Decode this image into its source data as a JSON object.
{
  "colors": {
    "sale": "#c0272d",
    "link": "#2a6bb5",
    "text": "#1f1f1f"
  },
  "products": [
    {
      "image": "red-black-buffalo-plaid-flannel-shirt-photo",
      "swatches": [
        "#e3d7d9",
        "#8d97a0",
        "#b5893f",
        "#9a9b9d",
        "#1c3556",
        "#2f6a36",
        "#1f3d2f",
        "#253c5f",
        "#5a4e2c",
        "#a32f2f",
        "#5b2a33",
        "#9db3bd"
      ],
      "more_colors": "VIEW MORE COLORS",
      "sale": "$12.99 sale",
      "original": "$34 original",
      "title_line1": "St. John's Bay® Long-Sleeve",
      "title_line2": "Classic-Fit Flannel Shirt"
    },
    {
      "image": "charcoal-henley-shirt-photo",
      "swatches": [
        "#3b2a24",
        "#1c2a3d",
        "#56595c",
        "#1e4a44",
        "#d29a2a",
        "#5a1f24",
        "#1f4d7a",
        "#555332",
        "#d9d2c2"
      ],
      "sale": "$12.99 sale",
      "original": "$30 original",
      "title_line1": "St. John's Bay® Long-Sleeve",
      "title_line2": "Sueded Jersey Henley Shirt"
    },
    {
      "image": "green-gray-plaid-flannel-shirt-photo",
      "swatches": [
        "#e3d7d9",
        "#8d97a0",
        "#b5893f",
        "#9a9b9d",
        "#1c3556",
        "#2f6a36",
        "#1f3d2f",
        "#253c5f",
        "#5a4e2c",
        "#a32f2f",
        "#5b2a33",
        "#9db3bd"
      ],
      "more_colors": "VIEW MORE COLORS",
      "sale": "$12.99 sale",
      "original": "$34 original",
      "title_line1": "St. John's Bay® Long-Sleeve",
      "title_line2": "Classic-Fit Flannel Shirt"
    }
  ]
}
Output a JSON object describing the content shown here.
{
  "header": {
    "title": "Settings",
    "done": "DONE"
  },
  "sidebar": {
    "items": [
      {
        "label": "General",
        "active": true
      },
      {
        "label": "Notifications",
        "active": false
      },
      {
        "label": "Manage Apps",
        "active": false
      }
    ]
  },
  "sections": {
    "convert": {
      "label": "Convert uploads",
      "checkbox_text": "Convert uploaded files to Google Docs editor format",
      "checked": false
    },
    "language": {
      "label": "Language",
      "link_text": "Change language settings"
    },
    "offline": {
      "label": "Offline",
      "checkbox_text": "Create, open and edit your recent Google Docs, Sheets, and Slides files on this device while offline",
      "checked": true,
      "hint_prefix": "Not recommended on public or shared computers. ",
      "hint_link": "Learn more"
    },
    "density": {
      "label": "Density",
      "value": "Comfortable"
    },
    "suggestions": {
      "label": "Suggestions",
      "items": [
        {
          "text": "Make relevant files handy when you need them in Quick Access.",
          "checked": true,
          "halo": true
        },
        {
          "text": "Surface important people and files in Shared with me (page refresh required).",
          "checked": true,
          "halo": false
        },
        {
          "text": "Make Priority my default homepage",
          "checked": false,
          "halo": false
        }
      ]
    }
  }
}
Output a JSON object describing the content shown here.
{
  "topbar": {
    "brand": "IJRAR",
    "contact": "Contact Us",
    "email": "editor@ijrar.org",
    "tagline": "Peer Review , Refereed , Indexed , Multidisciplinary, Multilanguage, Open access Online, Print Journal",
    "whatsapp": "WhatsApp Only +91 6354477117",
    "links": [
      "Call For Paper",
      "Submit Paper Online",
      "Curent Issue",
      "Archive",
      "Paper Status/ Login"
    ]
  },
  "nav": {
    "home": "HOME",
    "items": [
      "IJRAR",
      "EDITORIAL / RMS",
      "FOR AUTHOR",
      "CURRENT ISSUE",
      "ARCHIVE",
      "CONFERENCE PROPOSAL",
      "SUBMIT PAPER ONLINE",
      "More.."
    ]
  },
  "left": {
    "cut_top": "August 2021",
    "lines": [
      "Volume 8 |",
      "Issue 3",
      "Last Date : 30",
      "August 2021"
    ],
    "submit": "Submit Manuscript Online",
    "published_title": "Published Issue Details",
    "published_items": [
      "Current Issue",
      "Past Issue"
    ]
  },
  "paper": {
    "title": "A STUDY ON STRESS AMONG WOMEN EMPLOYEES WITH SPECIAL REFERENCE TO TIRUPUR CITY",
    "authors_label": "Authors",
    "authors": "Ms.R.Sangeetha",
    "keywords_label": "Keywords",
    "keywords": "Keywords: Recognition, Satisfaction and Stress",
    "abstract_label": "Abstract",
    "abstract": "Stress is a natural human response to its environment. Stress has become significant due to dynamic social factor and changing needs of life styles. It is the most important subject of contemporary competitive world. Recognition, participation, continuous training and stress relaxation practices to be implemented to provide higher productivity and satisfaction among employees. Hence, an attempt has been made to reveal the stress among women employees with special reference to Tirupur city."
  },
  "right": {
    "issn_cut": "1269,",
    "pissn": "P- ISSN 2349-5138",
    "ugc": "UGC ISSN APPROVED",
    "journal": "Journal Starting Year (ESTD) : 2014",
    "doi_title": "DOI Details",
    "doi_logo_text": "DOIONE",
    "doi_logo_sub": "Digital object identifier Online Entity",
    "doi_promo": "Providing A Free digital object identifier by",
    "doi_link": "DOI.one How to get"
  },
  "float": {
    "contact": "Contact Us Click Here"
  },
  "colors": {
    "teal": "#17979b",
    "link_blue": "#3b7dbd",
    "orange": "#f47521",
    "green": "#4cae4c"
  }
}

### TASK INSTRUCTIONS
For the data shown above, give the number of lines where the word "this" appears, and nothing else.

### TASK OUTPUT
2